Murray essentially plays himself playing a struggling talent manager, whose paltry existence on the periphery of the industry is propped up by hustling X-Factor wannabes. He dines out on his tales of having discovered Madonna, but is on the brink of losing his one act, Ronnie, who he forces to sing Shania Twain covers. A chance meeting leads to the offer of a foreign tour; the problem is, it’s in Afghanistan. He bullies Ronnie into accepting the gig and she spends the remainder of the film in the breathy depths of a panic attack.
The first half is a fish out of water piece in which Murray’s Richie Lanz meets a series of nihilistic American ex-pats, including gun runners, prostitutes and mercenaries. There are occasional flashes of the sharp foreign-policy satire this could have been if director Barry Levinson had stuck at it. But it mostly plods along on the strength of Murray’s sad, watery eyes, with the actor apparently content to call this one in.
Lanz ends up in the middle of the desert – it’s complicated, OK? – where he finds an Afghan girl singing in a cave. She wants to be famous. And you know what? Richie Lanz is gonna make her famous! But the Afghan people are all either silly or bad, and they don’t like his idea and it descends into a series of toe-curling, culturally insensitive confrontations in which the white man – even one as trashed and morally bankrupt as Lanz – opens the eyes of a thankful nation. Formerly angry brown people see the error of their ways. Thank goodness for Americans in Afghanistan!

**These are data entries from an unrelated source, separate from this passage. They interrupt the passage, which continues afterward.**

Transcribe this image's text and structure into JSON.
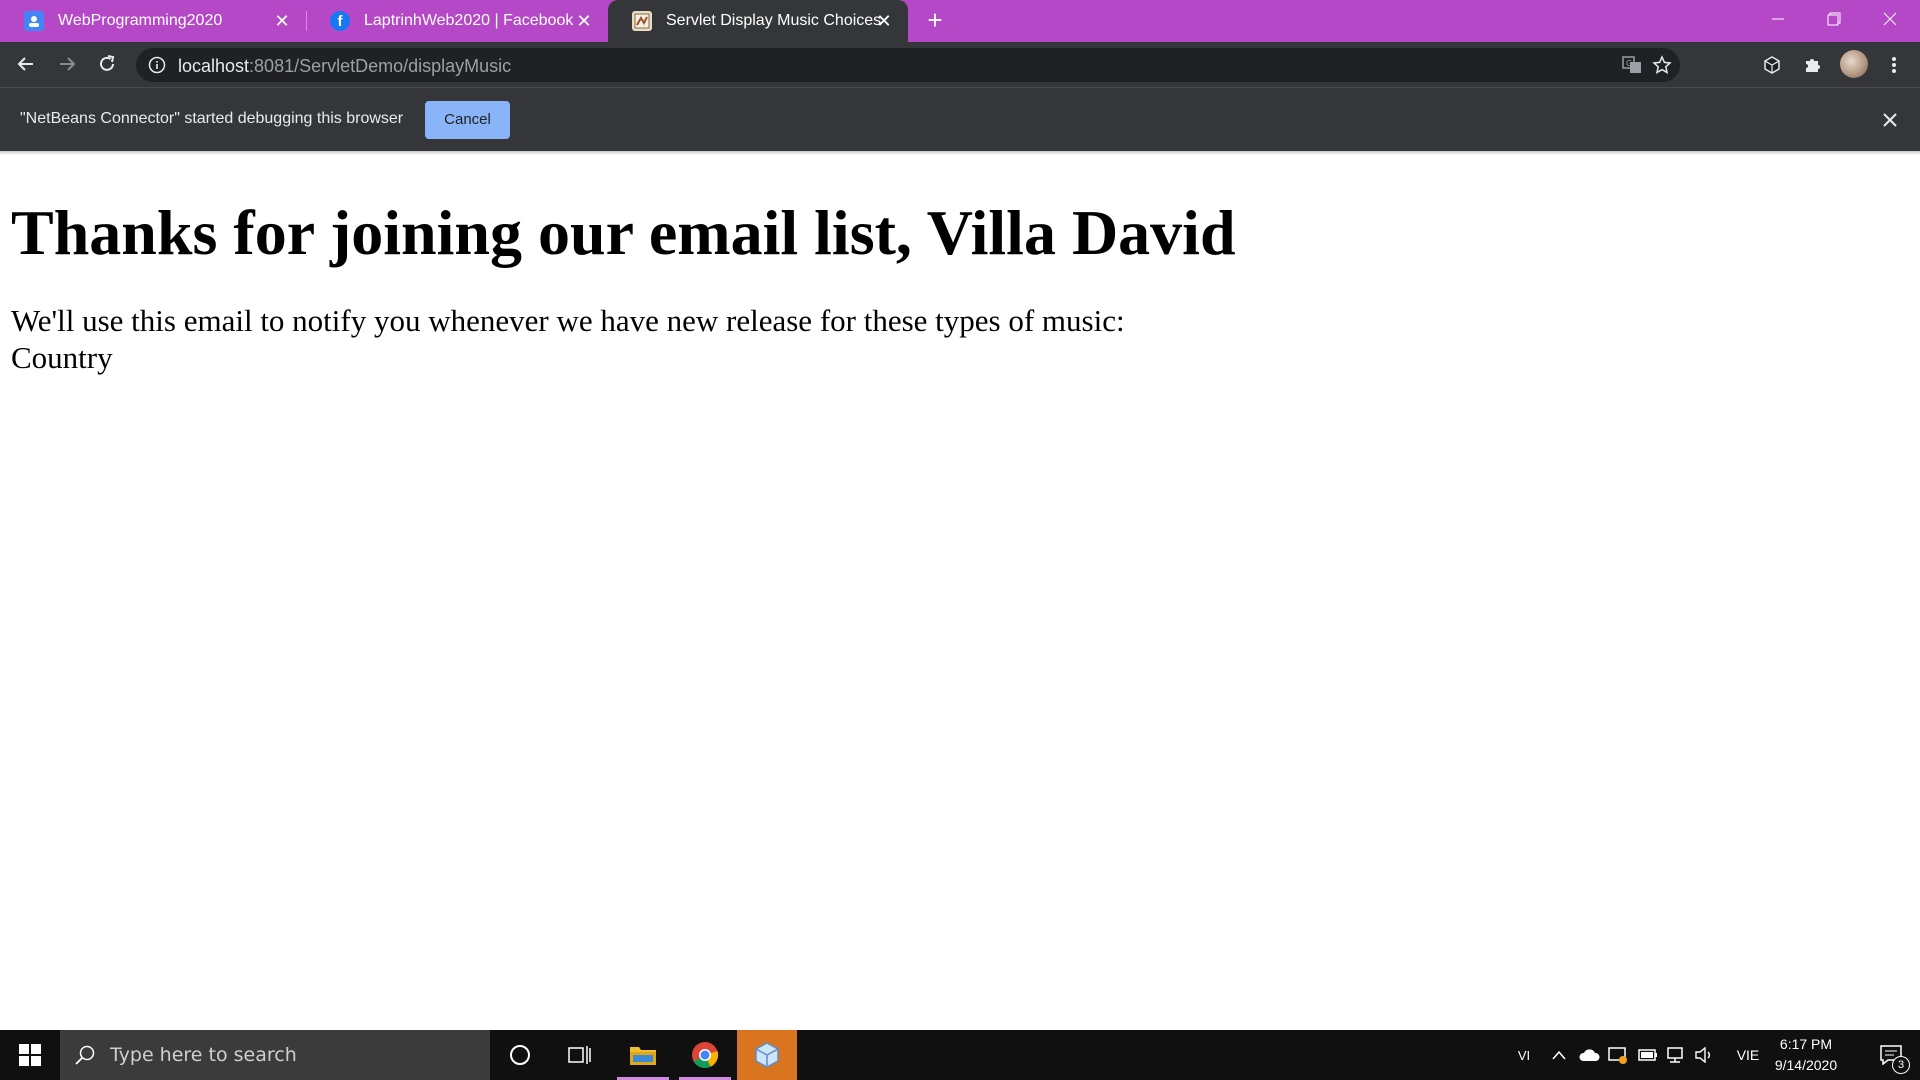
{
  "browser": {
    "tabs": [
      {
        "title": "WebProgramming2020",
        "favicon": "classroom-icon",
        "active": false
      },
      {
        "title": "LaptrinhWeb2020 | Facebook",
        "favicon": "facebook-icon",
        "active": false
      },
      {
        "title": "Servlet Display Music Choices Se",
        "favicon": "page-favicon",
        "active": true
      }
    ],
    "address": {
      "host": "localhost",
      "rest": ":8081/ServletDemo/displayMusic"
    },
    "infobar": {
      "message": "\"NetBeans Connector\" started debugging this browser",
      "cancel_label": "Cancel"
    },
    "colors": {
      "tabstrip": "#b548c6",
      "toolbar": "#35363a",
      "cancel_button": "#8ab4f8"
    }
  },
  "page": {
    "heading": "Thanks for joining our email list, Villa David",
    "notice": "We'll use this email to notify you whenever we have new release for these types of music:",
    "music_choice": "Country"
  },
  "taskbar": {
    "search_placeholder": "Type here to search",
    "input_indicator": "VI",
    "language": "VIE",
    "time": "6:17 PM",
    "date": "9/14/2020",
    "notification_count": "3"
  }
}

Perhaps the most remarkable thing about this ill-conceived, poorly-executed film is that it delivers its offensive payload with an entirely straight face.